Needless to say, all the testing and scoring raised even more questions, prompted even more research and resulted in more digging into my past. (Incidentally, the fact that I enjoyed the questions, the research and the digging is also a strong personality trait of person with Aspergers.) What it lead me to directly, was Women with Asperger's Syndrome. More reading, listening, watching and one holy shit moment after another. For the most part, it's been boys being diagnosed with this Syndrome, leaving an impression that only boys have Asperger's. This is far from the truth. Girls and Women have seemed to slip through the cracks simply because girls are different than boys. In general girls, even at their worst, are better at socializing, coping, adapting and camouflaging. It's far more acceptable for a little girl to be constantly spinning. She's a little girl. She's a Ballerina. A little boy spinning, well, that's just odd. Normally these woman are diagnosed...with something...or better yet a long list of somethings. They don't slip through entirely, they just don't normally get a diagnosis that fits.

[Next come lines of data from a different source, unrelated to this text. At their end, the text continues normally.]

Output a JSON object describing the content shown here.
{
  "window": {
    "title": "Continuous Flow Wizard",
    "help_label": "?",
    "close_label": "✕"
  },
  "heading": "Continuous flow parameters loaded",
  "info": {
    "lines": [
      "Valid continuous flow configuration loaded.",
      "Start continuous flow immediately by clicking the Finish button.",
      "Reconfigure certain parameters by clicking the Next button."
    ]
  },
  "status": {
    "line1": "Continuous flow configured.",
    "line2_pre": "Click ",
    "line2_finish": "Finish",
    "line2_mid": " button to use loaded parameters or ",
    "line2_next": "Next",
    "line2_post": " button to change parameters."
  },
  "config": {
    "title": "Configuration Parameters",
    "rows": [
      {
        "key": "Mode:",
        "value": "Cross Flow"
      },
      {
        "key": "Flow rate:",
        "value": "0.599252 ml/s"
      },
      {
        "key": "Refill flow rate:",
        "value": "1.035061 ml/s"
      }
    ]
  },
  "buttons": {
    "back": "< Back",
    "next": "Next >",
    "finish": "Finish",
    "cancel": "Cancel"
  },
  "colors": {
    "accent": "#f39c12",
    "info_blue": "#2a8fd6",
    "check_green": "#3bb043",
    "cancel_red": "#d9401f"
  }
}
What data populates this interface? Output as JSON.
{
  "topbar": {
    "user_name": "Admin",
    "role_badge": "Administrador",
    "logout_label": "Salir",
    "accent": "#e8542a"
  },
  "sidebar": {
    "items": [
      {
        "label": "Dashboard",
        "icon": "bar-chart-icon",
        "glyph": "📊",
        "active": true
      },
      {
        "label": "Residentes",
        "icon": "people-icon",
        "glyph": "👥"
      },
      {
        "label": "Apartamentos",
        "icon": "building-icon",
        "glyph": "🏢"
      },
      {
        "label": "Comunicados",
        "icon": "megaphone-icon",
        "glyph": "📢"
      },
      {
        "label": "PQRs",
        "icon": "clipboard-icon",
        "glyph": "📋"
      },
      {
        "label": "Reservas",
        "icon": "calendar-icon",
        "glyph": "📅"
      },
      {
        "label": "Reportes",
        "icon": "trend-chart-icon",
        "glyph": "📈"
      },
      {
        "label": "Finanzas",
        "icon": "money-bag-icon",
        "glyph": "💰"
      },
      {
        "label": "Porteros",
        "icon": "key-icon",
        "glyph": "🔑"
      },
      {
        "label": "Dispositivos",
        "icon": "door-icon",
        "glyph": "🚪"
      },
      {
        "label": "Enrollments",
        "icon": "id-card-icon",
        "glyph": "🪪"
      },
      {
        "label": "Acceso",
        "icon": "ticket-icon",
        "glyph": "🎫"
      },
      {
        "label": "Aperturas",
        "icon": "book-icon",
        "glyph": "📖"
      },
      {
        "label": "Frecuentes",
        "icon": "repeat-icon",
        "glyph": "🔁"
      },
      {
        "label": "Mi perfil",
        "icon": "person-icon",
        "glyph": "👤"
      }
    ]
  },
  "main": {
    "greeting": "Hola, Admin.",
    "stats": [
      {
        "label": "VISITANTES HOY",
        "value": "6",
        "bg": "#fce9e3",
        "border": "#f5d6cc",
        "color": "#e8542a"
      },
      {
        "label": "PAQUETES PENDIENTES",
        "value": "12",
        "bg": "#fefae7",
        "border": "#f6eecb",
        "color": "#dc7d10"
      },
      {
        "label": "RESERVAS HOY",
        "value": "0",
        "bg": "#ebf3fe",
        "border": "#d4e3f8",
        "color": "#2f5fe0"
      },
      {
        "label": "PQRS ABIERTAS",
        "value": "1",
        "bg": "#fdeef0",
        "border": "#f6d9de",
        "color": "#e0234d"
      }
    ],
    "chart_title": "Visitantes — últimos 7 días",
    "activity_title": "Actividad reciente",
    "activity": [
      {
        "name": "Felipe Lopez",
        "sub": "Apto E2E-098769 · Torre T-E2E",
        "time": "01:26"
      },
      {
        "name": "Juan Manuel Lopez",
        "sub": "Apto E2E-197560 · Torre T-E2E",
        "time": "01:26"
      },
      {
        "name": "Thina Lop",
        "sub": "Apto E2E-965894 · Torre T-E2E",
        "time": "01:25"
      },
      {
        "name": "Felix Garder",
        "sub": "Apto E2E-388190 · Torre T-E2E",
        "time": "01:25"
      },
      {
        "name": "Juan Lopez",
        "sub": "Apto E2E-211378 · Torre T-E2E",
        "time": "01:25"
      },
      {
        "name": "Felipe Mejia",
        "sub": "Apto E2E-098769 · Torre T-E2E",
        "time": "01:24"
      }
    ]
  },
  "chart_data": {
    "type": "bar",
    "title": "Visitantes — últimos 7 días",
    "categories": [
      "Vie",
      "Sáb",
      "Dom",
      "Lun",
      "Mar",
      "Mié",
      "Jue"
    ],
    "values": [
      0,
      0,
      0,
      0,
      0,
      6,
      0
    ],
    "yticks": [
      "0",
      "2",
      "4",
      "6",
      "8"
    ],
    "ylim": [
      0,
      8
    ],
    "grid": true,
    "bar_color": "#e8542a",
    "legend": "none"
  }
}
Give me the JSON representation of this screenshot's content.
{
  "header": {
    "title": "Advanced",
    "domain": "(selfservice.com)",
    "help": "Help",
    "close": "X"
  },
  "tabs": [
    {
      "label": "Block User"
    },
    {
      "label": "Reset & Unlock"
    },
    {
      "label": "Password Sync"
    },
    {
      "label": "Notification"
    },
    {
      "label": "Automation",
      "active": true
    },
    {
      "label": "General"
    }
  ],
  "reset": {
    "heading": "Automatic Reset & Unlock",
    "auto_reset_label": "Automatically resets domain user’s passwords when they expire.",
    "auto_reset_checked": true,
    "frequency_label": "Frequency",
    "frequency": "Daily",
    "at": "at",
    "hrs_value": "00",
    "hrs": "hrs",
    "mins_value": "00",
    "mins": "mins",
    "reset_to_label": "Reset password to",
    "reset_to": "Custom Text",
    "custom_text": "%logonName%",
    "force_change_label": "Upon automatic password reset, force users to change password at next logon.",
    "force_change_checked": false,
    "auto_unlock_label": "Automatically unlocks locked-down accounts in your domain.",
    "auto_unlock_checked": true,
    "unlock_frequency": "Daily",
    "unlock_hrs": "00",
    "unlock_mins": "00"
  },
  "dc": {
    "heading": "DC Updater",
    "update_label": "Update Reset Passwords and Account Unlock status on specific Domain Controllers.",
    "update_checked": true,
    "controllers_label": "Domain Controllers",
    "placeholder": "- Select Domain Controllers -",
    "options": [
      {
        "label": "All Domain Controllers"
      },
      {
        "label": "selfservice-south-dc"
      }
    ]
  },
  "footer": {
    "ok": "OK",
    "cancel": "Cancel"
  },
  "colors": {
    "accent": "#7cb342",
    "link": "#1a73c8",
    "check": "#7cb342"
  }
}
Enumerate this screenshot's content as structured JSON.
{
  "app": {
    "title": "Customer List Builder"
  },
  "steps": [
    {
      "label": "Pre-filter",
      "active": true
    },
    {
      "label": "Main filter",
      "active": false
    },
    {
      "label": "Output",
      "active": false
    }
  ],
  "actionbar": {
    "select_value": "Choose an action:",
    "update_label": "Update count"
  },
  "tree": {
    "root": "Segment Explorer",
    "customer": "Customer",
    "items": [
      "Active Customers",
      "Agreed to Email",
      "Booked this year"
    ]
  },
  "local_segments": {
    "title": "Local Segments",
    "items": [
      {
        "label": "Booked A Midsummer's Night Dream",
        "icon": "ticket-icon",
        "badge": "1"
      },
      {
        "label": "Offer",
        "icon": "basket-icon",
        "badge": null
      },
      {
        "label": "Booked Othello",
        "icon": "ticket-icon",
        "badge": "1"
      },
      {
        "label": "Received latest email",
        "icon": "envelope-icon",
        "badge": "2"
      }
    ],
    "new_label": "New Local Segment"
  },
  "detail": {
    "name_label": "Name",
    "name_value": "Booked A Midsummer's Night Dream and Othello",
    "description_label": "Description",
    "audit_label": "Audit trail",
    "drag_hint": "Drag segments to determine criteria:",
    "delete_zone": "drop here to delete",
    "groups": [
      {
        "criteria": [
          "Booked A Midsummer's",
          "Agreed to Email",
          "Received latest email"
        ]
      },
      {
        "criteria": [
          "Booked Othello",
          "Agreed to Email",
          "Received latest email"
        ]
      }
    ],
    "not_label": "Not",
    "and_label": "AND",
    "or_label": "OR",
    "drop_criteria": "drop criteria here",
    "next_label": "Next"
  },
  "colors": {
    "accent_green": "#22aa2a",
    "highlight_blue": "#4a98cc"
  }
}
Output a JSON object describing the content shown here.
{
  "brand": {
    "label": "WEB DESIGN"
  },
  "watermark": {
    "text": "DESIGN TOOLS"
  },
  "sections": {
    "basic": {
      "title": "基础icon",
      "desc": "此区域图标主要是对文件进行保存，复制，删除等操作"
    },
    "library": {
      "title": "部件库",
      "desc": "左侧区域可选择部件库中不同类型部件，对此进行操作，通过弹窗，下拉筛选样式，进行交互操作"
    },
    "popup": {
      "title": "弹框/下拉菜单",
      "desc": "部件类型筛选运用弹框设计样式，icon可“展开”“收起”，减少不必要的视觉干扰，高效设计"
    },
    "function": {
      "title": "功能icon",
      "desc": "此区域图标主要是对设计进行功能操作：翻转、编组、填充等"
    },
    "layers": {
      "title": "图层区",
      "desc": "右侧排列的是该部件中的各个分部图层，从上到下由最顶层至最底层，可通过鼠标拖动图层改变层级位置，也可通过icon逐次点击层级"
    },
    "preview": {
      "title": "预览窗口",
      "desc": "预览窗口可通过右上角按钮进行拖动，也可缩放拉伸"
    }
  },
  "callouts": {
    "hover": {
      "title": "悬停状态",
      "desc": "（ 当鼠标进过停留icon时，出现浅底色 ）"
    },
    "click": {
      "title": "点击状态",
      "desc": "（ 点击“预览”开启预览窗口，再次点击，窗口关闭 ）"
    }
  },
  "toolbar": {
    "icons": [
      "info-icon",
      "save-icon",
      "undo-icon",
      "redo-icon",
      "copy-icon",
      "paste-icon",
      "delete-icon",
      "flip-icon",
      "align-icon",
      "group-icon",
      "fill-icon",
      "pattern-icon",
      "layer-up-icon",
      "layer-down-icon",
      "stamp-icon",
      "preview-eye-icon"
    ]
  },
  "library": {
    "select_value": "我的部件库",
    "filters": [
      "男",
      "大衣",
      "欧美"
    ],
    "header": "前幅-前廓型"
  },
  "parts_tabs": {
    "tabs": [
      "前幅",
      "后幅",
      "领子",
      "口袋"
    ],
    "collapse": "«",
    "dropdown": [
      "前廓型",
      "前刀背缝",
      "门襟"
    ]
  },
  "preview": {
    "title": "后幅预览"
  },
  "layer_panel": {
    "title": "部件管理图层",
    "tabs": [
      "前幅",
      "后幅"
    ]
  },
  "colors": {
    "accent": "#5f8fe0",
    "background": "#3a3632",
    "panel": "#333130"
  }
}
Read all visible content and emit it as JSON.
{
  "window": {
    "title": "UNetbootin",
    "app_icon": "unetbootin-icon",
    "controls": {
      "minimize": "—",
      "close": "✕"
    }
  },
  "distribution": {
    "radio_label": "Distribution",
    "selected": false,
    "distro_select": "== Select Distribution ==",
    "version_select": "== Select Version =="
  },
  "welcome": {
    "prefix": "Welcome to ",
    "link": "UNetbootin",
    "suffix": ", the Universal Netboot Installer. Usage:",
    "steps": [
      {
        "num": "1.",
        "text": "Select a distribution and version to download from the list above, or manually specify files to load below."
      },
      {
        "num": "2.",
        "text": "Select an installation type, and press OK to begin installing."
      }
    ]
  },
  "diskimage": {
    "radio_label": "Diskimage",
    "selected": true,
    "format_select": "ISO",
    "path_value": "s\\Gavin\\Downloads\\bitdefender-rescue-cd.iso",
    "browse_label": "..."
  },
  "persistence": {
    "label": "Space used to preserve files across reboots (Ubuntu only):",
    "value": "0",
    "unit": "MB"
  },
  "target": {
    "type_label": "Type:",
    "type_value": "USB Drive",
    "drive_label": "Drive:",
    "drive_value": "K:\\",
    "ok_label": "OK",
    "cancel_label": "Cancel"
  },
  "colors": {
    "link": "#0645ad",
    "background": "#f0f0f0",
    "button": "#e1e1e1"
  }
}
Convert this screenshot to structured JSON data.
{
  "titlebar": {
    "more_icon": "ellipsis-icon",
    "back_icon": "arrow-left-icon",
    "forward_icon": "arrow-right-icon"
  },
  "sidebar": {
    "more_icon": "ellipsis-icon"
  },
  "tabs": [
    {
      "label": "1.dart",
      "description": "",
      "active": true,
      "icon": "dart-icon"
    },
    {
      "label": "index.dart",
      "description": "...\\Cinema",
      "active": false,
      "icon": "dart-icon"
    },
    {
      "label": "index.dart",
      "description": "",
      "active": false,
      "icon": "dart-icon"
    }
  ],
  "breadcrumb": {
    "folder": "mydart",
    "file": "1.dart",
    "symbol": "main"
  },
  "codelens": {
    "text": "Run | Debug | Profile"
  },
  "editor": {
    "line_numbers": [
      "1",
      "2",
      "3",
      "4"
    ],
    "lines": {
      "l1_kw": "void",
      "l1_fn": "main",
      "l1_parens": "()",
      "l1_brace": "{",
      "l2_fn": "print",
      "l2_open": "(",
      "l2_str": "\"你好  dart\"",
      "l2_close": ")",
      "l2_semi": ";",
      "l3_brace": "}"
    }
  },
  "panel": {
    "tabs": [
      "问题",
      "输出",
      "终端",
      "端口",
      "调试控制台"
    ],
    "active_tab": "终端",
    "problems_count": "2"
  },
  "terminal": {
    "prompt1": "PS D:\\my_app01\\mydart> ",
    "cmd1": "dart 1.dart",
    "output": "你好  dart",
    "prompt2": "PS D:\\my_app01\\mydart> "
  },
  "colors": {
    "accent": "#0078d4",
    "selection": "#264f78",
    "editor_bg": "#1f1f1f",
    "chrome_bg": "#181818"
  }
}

After all my concerns about Jack over the years I was pretty familiar with the signs in toddlers and children. But what about Adults? What about Women, specifically?  Half expecting to find only slightly altered versions of Rain Man, Sheldon Cooper, and Amy Farrah Fowler, I set out  to find a profile of women with Asperger's Syndrome. Aside from learning that there is no SET profile, because just like all people are different, all people with Asperger's Syndrome are different as well, I also learned that there are some really amazing women on the "Spectrum" who I will continue to read/follow, regardless of my own findings, simply because they are Fucking Awesome.

As far as traits go, this list by Author/Comedian/Singer/Songwriter/Musician/Aspie Rudy Simone, is pretty extensive, covering a lot of the bases. I've already read two of her books and am in love with her down to earth honesty about who she is. Sam from Everyday Asperger's also has this list of traits as well as a non-official checklist that was not only fun to read, but also like looking in a mirror. Tony Attwood was also a good reference, and I've started reading his book as well.

Am I obsessed? Yeah. A little. But not for the wrong reasons. At least I don't think so. I'm aware of the dangers of "self-diagnosing" although, ironically it's usually what I have to do. I don't take my concerns to the doctor. I normally take my conclusion. If I take my concerns they will miss it every time. This could be partly my fault because, like I said, I go blank, and giving them the proper information right then and there is nearly impossible for me. (especially if it is physical symptoms and I don't happen to be having them right at that moment) Now if I take them my conclusion, 9 times out 10 I get..."yeah, yeah, you know, you're probably right." I know. You're Welcome. In this case, I admit. I don't know. I have a strong feeling, and for now I'm going with that and just gathering as much information as I possibly can for as as long as I enjoy gathering this information. (I'm doing other things too, by the way)

Next up, a more personal list of traits...or me over sharing, as usual. Whichever.

Hope, who seriously needs to get a better chair and ass cushion.


  1. Interesting post, I wonder myself about my own traits in relation to something other than anxiety and depression. I have 'specific learning difficulties', and I think sometimes certain ways I behave might be down to this and not my mental (ill) health. But I also wonder how much these things overlap??

  2. Hi! Thanks for visiting. I do think they overlap. That sometimes you can't have one without the other. That sometimes one will cause the other. I also think that there are definitely different "types" of people, as well. I have yet to meet someone who suffers from anxiety and depression that wasn't a deep thinker and creative in some way. I don't think that's an accident. Whether it's genetic, or a differently wired brain...who knows. I do think it's important to know yourself though. The good, the bad, and the ugly, and then accept yourself. I think (hope) that is the road I'm on with this. :) Thanks again for reading!